Download Info

To our knowledge, this item is not available for download. To find whether it is available, there are three options:
1. Check below under "Related research" whether another version of this item is available online.
2. Check on the provider's web page whether it is in fact available.
3. Perform a search for a similarly titled item that would be available.

Bibliographic Info

Paper provided by Society for Economic Dynamics in its series 2004 Meeting Papers with number 435.

as in new window
Length:
Date of creation: 2004
Date of revision:
Handle: RePEc:red:sed004:435

Contact details of provider:
Postal: Society for Economic Dynamics Christian Zimmermann Economic Research Federal Reserve Bank of St. Louis PO Box 442 St. Louis MO 63166-0442 USA
Fax: 1-314-444-8731
Email:
Web page: http://www.EconomicDynamics.org/society.htm
More information through EDIRC

Related research

Keywords: Liquidity effects; Monetary shocks;

Other versions of this item:

Find related papers by JEL classification:

References

No references listed on IDEAS
You can help add them by filling out this form.

Citations

Citations are extracted by the CitEc Project, subscribe to its RSS feed for this item.
as in new window

Cited by:
  1. Araújo, Eurilton, 2008. "Robust Monetary Policy with the Consumption-Wealth Channel," Insper Working Papers, Insper Working Paper, Insper Instituto de Ensino e Pesquisa wpe_110, Insper Working Paper, Insper Instituto de Ensino e Pesquisa.
  2. Ascari, Guido & Rankin, Neil, 2007. "Perpetual youth and endogenous labor supply: A problem and a possible solution," Journal of Macroeconomics, Elsevier, Elsevier, vol. 29(4), pages 708-723, December.

Lists

This item is not listed on Wikipedia, on a reading list or among the top items on IDEAS.

Statistics

Access and download statistics

Corrections

When requesting a correction, please mention this item's handle: RePEc:red:sed004:435. See general information about how to correct material in RePEc.

For technical questions regarding this item, or to correct its authors, title, abstract, bibliographic or download information, contact: (Christian Zimmermann).

If you have authored this item and are not yet registered with RePEc, we encourage you to do it here. This allows to link your profile to this item. It also allows you to accept potential citations to this item that we are uncertain about.

If references are entirely missing, you can add them using this form.

If the full references list an item that is present in RePEc, but the system did not link to it, you can help with this form.

If you know of missing items citing this one, you can help us creating those links by adding the relevant references in the same way as above, for each refering item. If you are a registered author of this item, you may also want to check the "citations" tab in your profile, as there may be some citations waiting for confirmation.

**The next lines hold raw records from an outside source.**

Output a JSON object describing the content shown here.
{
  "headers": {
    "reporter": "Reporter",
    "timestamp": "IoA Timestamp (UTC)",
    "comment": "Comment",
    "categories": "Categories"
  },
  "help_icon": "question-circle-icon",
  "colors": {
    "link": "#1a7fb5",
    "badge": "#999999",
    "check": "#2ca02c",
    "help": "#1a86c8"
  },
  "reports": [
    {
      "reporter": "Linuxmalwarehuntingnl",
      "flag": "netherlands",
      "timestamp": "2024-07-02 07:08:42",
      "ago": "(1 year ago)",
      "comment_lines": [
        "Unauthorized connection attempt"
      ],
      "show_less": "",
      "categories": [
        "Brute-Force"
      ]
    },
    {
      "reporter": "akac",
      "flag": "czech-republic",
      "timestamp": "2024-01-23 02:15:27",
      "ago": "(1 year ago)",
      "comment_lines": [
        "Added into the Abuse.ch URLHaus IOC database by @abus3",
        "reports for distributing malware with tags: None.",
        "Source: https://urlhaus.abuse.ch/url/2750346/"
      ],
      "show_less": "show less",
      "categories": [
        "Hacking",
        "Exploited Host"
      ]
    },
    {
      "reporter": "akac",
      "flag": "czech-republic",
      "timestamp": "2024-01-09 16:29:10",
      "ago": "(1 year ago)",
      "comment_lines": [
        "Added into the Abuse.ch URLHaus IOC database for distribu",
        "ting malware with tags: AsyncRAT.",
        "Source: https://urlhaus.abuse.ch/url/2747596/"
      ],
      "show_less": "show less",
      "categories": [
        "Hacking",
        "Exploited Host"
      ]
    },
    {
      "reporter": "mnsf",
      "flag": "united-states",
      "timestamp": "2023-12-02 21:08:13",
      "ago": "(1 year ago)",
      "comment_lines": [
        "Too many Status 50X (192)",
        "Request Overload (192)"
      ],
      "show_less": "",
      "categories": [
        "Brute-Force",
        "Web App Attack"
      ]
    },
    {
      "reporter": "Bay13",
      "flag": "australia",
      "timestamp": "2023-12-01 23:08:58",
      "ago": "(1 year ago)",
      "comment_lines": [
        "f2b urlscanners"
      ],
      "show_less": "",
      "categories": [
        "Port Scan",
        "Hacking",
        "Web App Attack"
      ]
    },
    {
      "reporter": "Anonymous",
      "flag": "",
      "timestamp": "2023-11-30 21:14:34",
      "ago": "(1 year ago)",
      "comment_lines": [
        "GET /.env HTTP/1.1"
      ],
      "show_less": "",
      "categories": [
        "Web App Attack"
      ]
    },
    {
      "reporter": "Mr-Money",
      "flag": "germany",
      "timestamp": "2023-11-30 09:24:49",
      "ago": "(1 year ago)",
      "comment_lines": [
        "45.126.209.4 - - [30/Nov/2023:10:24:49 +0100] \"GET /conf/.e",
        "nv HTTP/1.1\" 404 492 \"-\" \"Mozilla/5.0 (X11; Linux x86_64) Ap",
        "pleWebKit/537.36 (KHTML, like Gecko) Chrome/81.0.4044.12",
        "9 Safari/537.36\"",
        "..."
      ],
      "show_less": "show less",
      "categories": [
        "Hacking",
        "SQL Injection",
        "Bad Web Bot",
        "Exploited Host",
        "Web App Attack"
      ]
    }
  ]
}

Please note that corrections may take a couple of weeks to filter through the various RePEc services.